The following opinion piece by Ann M. Ravel, Digital Deception Project Director at MapLight, originally appeared on Blavity.com.
No single group was targeted more than African Americans: that was the conclusion of a Senate Intelligence Committee report which looked at digital deception efforts in the lead up to the 2016 election. Released early this month, the report has become the latest piece in a mounting pile of evidence that a large part of Russia’s strategy when it interfered in the 2016 election was to suppress the vote, and especially the black vote.

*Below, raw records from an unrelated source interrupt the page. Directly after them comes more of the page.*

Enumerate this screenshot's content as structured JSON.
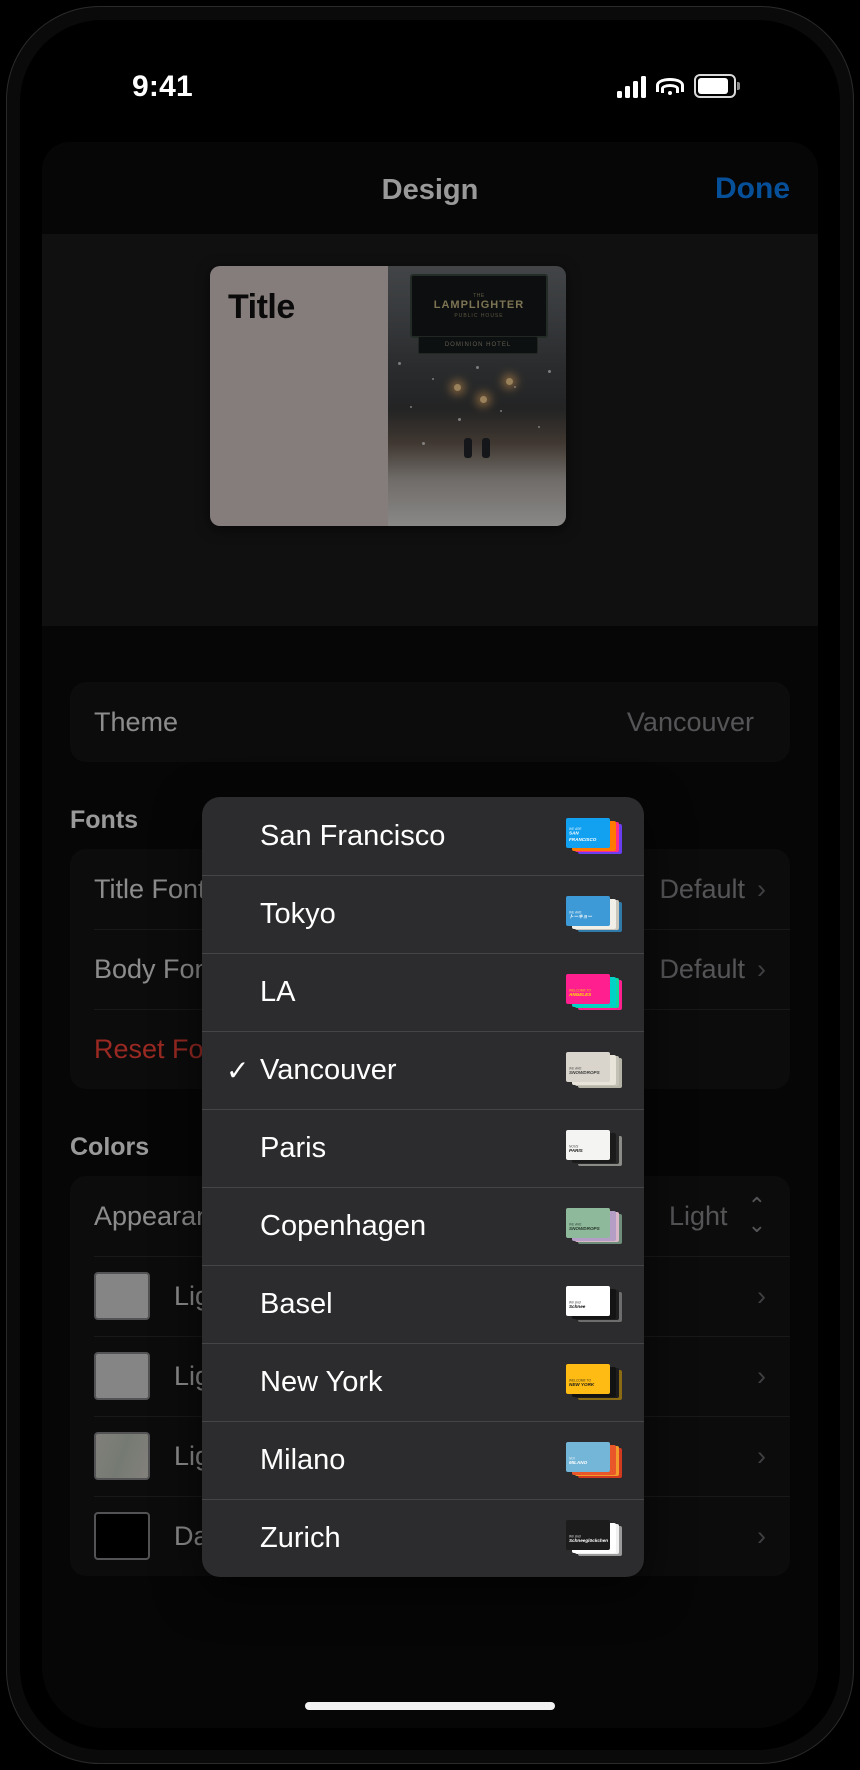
{
  "status_bar": {
    "time": "9:41",
    "cellular": "signal-bars",
    "wifi": "wifi-icon",
    "battery": "battery-icon"
  },
  "nav": {
    "title": "Design",
    "done_label": "Done"
  },
  "preview": {
    "title_text": "Title",
    "left_bg": "#ded1cd",
    "photo_sign_line1": "THE",
    "photo_sign_line2": "LAMPLIGHTER",
    "photo_sign_line3": "PUBLIC HOUSE",
    "photo_sign_sub": "DOMINION HOTEL"
  },
  "theme_row": {
    "label": "Theme",
    "value": "Vancouver"
  },
  "fonts": {
    "header": "Fonts",
    "rows": [
      {
        "label": "Title Font",
        "value": "Default",
        "chevron": "›"
      },
      {
        "label": "Body Font",
        "value": "Default",
        "chevron": "›"
      }
    ],
    "reset_label": "Reset Fonts"
  },
  "colors": {
    "header": "Colors",
    "appearance": {
      "label": "Appearance",
      "value": "Light",
      "stepper": "⌃⌄"
    },
    "rows": [
      {
        "label": "Light Background",
        "swatch": "#dedede",
        "chevron": "›"
      },
      {
        "label": "Light Text",
        "swatch": "#dedede",
        "chevron": "›"
      },
      {
        "label": "Light Title",
        "swatch": "#c9cfc6",
        "chevron": "›"
      },
      {
        "label": "Dark Title",
        "swatch": "#000000",
        "chevron": "›"
      }
    ]
  },
  "menu": {
    "selected": "Vancouver",
    "checkmark": "✓",
    "items": [
      {
        "label": "San Francisco",
        "selected": false,
        "thumb": {
          "front": "#12a0f0",
          "back1": "#ff7a00",
          "back2": "#ff2d8a",
          "back3": "#6b3df0",
          "top": "WE ARE",
          "main": "SAN FRANCISCO",
          "text_color": "#ffffff"
        }
      },
      {
        "label": "Tokyo",
        "selected": false,
        "thumb": {
          "front": "#3e9ad6",
          "back1": "#f1efe8",
          "back2": "#c9c6bd",
          "back3": "#2f7aa8",
          "top": "WE ARE",
          "main": "トーキョー",
          "text_color": "#ffffff"
        }
      },
      {
        "label": "LA",
        "selected": false,
        "thumb": {
          "front": "#ff1f8e",
          "back1": "#00d2c8",
          "back2": "#0fd6a0",
          "back3": "#ff1f8e",
          "top": "WELCOME TO",
          "main": "ANGELES",
          "text_color": "#ffe600"
        }
      },
      {
        "label": "Vancouver",
        "selected": true,
        "thumb": {
          "front": "#d9d4cc",
          "back1": "#e8e4da",
          "back2": "#c3c0b5",
          "back3": "#b5b2a6",
          "top": "WE ARE",
          "main": "SNOWDROPS",
          "text_color": "#3a3a38"
        }
      },
      {
        "label": "Paris",
        "selected": false,
        "thumb": {
          "front": "#f4f4f2",
          "back1": "#1b1b1b",
          "back2": "#2a2a2a",
          "back3": "#8b8b87",
          "top": "NOUS",
          "main": "PARIS",
          "text_color": "#1a1a1a"
        }
      },
      {
        "label": "Copenhagen",
        "selected": false,
        "thumb": {
          "front": "#8fb99b",
          "back1": "#b49ec6",
          "back2": "#d9b6c8",
          "back3": "#6f8f7c",
          "top": "WE ARE",
          "main": "SNOWDROPS",
          "text_color": "#27352c"
        }
      },
      {
        "label": "Basel",
        "selected": false,
        "thumb": {
          "front": "#ffffff",
          "back1": "#141414",
          "back2": "#1f1f1f",
          "back3": "#6d6d6d",
          "top": "Wir sind",
          "main": "Schnee",
          "text_color": "#111111"
        }
      },
      {
        "label": "New York",
        "selected": false,
        "thumb": {
          "front": "#fdbb13",
          "back1": "#121212",
          "back2": "#1c1c1c",
          "back3": "#8a6a12",
          "top": "WELCOME TO",
          "main": "NEW YORK",
          "text_color": "#1a1a1a"
        }
      },
      {
        "label": "Milano",
        "selected": false,
        "thumb": {
          "front": "#74b6d8",
          "back1": "#e8562a",
          "back2": "#f29b2a",
          "back3": "#d13a1f",
          "top": "NOI",
          "main": "MILANO",
          "text_color": "#ffffff"
        }
      },
      {
        "label": "Zurich",
        "selected": false,
        "thumb": {
          "front": "#1c1c1c",
          "back1": "#ffffff",
          "back2": "#f0f0f0",
          "back3": "#9a9a9a",
          "top": "Wir sind",
          "main": "Schneeglöckchen",
          "text_color": "#ffffff"
        }
      }
    ]
  },
  "accent_blue": "#0a84ff",
  "destructive_red": "#ff453a"
}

In 2017, when research into Russia’s role in the 2016 election began emerging, efforts to sow division in the American public through hyperpartisan posts were widely reported on. Much less covered was the Internet Research Agency (IRA’s) wide use of voter suppression messages, largely targeting communities of color, especially black and Latinx Americans. Although standard tools used to depress the vote and perpetuate racism in our democracy such as voter identification laws, a scarcity of polling stations, and voter roll purges have all been on the rise recently, encouraged by the 2013 Shelby County v. Holder Supreme Court decision to gut the Voting Rights Act, another, more subtle form of voter suppression has also emerged over the last few years: digital deception.

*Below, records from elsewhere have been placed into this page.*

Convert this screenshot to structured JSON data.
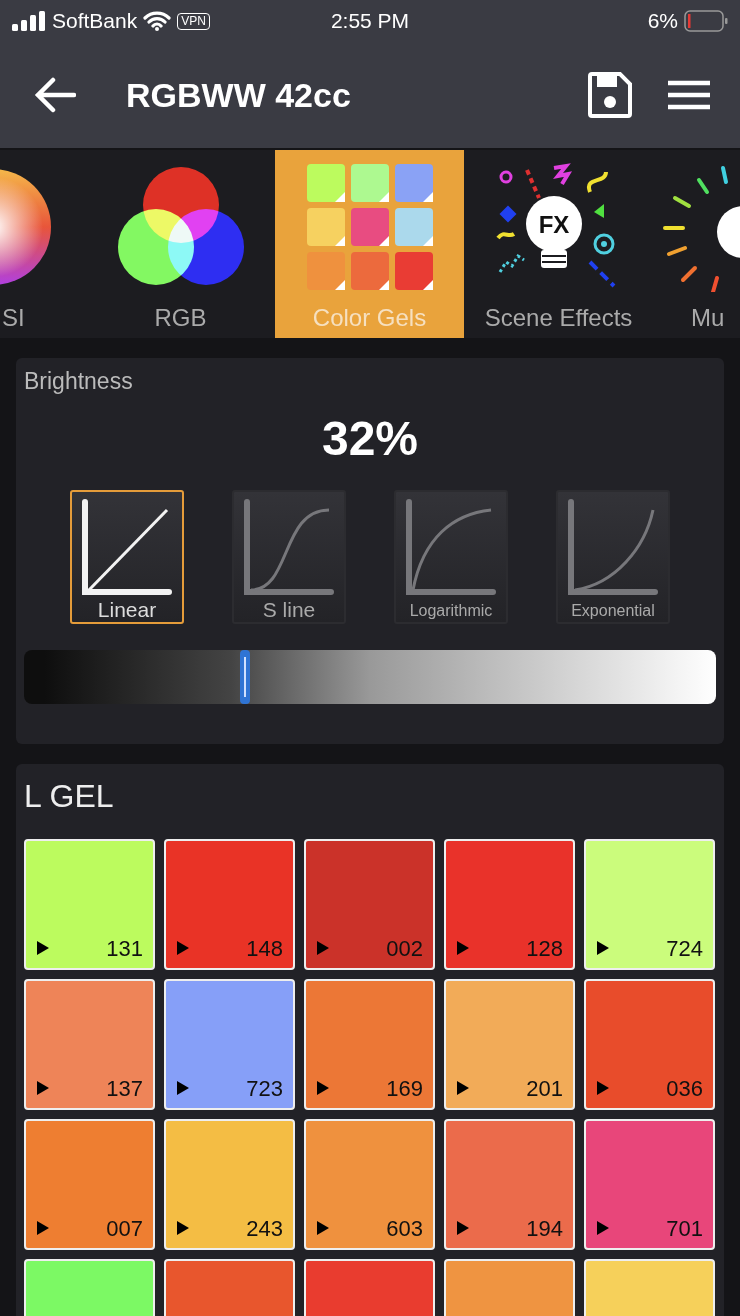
{
  "status_bar": {
    "carrier": "SoftBank",
    "vpn": "VPN",
    "time": "2:55 PM",
    "battery": "6%"
  },
  "header": {
    "title": "RGBWW 42cc"
  },
  "modes": [
    {
      "kind": "wheel",
      "label": "SI",
      "selected": false
    },
    {
      "kind": "rgb",
      "label": "RGB",
      "selected": false
    },
    {
      "kind": "gels",
      "label": "Color Gels",
      "selected": true
    },
    {
      "kind": "fx",
      "label": "Scene Effects",
      "badge": "FX",
      "selected": false
    },
    {
      "kind": "music",
      "label": "Mu",
      "selected": false
    }
  ],
  "brightness": {
    "title": "Brightness",
    "value": "32%",
    "level": 0.32,
    "curves": [
      {
        "kind": "linear",
        "label": "Linear",
        "selected": true
      },
      {
        "kind": "s",
        "label": "S line",
        "selected": false
      },
      {
        "kind": "log",
        "label": "Logarithmic",
        "selected": false
      },
      {
        "kind": "exp",
        "label": "Exponential",
        "selected": false
      }
    ]
  },
  "gel_panel": {
    "title": "L GEL",
    "gels": [
      {
        "number": "131",
        "color": "#bcfb5e"
      },
      {
        "number": "148",
        "color": "#e93326"
      },
      {
        "number": "002",
        "color": "#cb3229"
      },
      {
        "number": "128",
        "color": "#e9322a"
      },
      {
        "number": "724",
        "color": "#cbfc7c"
      },
      {
        "number": "137",
        "color": "#ee8458"
      },
      {
        "number": "723",
        "color": "#869ff8"
      },
      {
        "number": "169",
        "color": "#ec7736"
      },
      {
        "number": "201",
        "color": "#f2ab58"
      },
      {
        "number": "036",
        "color": "#e84c2b"
      },
      {
        "number": "007",
        "color": "#ee7e31"
      },
      {
        "number": "243",
        "color": "#f4bd44"
      },
      {
        "number": "603",
        "color": "#ef913e"
      },
      {
        "number": "194",
        "color": "#eb6b4b"
      },
      {
        "number": "701",
        "color": "#e8467a"
      },
      {
        "color": "#7cf964"
      },
      {
        "color": "#e8562d"
      },
      {
        "color": "#e93c2f"
      },
      {
        "color": "#ef9441"
      },
      {
        "color": "#f6d05a"
      }
    ]
  }
}
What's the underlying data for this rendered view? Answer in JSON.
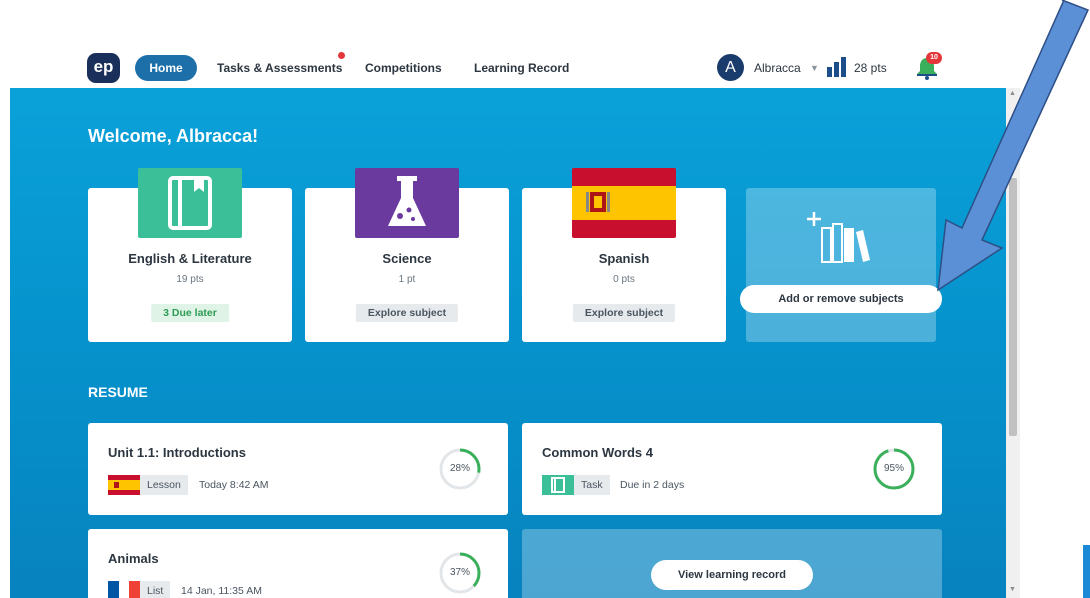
{
  "nav": {
    "logo": "ep",
    "home": "Home",
    "tasks": "Tasks & Assessments",
    "competitions": "Competitions",
    "learning_record": "Learning Record",
    "avatar_letter": "A",
    "user": "Albracca",
    "points": "28 pts",
    "notifications": "10"
  },
  "welcome": "Welcome, Albracca!",
  "subjects": [
    {
      "name": "English & Literature",
      "points": "19 pts",
      "action": "3 Due later",
      "icon": "book-icon",
      "color": "#3bbf98"
    },
    {
      "name": "Science",
      "points": "1 pt",
      "action": "Explore subject",
      "icon": "flask-icon",
      "color": "#6b3a9e"
    },
    {
      "name": "Spanish",
      "points": "0 pts",
      "action": "Explore subject",
      "icon": "spain-flag-icon",
      "color": "#c8102e"
    }
  ],
  "add_subjects": "Add or remove subjects",
  "resume": {
    "title": "RESUME",
    "items": [
      {
        "title": "Unit 1.1: Introductions",
        "type": "Lesson",
        "time": "Today 8:42 AM",
        "progress": "28%",
        "progress_value": 28,
        "icon": "spain-flag-icon"
      },
      {
        "title": "Common Words 4",
        "type": "Task",
        "time": "Due in 2 days",
        "progress": "95%",
        "progress_value": 95,
        "icon": "book-icon"
      },
      {
        "title": "Animals",
        "type": "List",
        "time": "14 Jan, 11:35 AM",
        "progress": "37%",
        "progress_value": 37,
        "icon": "france-flag-icon"
      }
    ],
    "view_record": "View learning record"
  },
  "colors": {
    "accent_blue": "#1c6fa8",
    "panel_blue": "#0aa1d9",
    "progress_green": "#3bb05c",
    "badge_red": "#e5373b",
    "arrow_blue": "#5b8fd6"
  }
}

This new tactic has substantial reach. On Facebook alone, the IRA had an audience of 126 million Americans that we know of. One of the Facebook pages the IRA set up, Blacktivist, got 360,000 likes — more than the official Black Lives Matter page. In the run-up to the election, the Blacktivist page ran posts and ads claiming that the candidates didn’t care about black people, encouraging voters to stay home, to not vote, or to vote for third-party candidates.
It wasn’t just Russia either: the head of Trump’s digital campaign (now his 2020 campaign manager), Brad Parscale, has admitted to employing strategies meant to depress voter turnout. Analyses of propaganda surrounding the 2018 midterm elections have found similar instances of voters being told to vote on incorrect days, to vote online, or that their vote does not matter—either explicitly, or via messaging aiming to discourage and dissuade them from participating. More recently, Facebook has disabled IRA-linked fake accounts posing as swing state voters, one of which was using the #BlackLivesMatter hashtag to slam Democratic presidential candidate Joe Biden about his history on race issues.
At the end of October, thanks in large part to efforts by civil rights advocates, Facebook announced new measures meant to combat voter suppression on its platform. They include labeling state sponsored media, labeling debunked posts, and banning advertisements that discourage voting. Twitter has taken by far the most comprehensive action of any of the platforms so far; in addition to stopping all political advertising globally, the company has stated that “malicious election content” will be removed. However, it has provided little information on what malicious content is, or how it is detected, meaning it is still vulnerable to disinformation and voter suppression efforts.
While the efforts to address voter suppression by the platforms are a small step in the right direction, they are fall far short of fully addressing the issue. They do not, for example, address more insidious forms of voter suppression, including manipulative posts or ads by politicians containing lies and disinformation. Civil rights groups have called on Facebook to restore fact checking and labeling for paid and organic posts by politicians. Platforms’ efforts also do not address the pervasive problem they have with fake accounts. Truly combatting this problem requires regulation.
A central issue that needs to be tackled is that of microtargeting. Digital voter suppression efforts are only possible because posts can be targeted to specific communities, making such posts harder to find, regulate, and counter. When communications are only visible to the sender and recipient, it prevents accountability. In order to address the issue, individuals targeted by political communications need to be able to see exactly who is targeting them and what targeting criteria is being used. Regulations ensuring this transparency — including disclosures on political communications, a comprehensive database of political communications that includes microtargeting criteria, and reporting requirements equal to those that exist for traditional media — are desperately needed.
Additionally, more needs to be done to prevent fraudulent accounts from being created on social media platforms. Despite the fact that foreign actors are banned from participating in American campaigns, loopholes in campaign finance law — including a dearth of information on who is actually paying for political communications and insufficient identity verification policies — make monitoring and enforcing this policy extremely difficult. To correct these problems the loopholes need to be closed, automated accounts need to be identified as such, and all three platforms need to implement systems that will allow for better flagging of ‘inauthentic behavior’.
The bedrock of a representative democracy is participation. When individuals are prevented from voting — whether through increased physical barriers or through digital deception — that undermines our entire political system. It is our job, as a country, to ensure that voter suppression in any form is stamped out. Anything less contravenes the very ideals and values on which the entire country was founded.
Ann M. Ravel is the Digital Deception Project Director at MapLight and previously served as chair of the Federal Election Commission.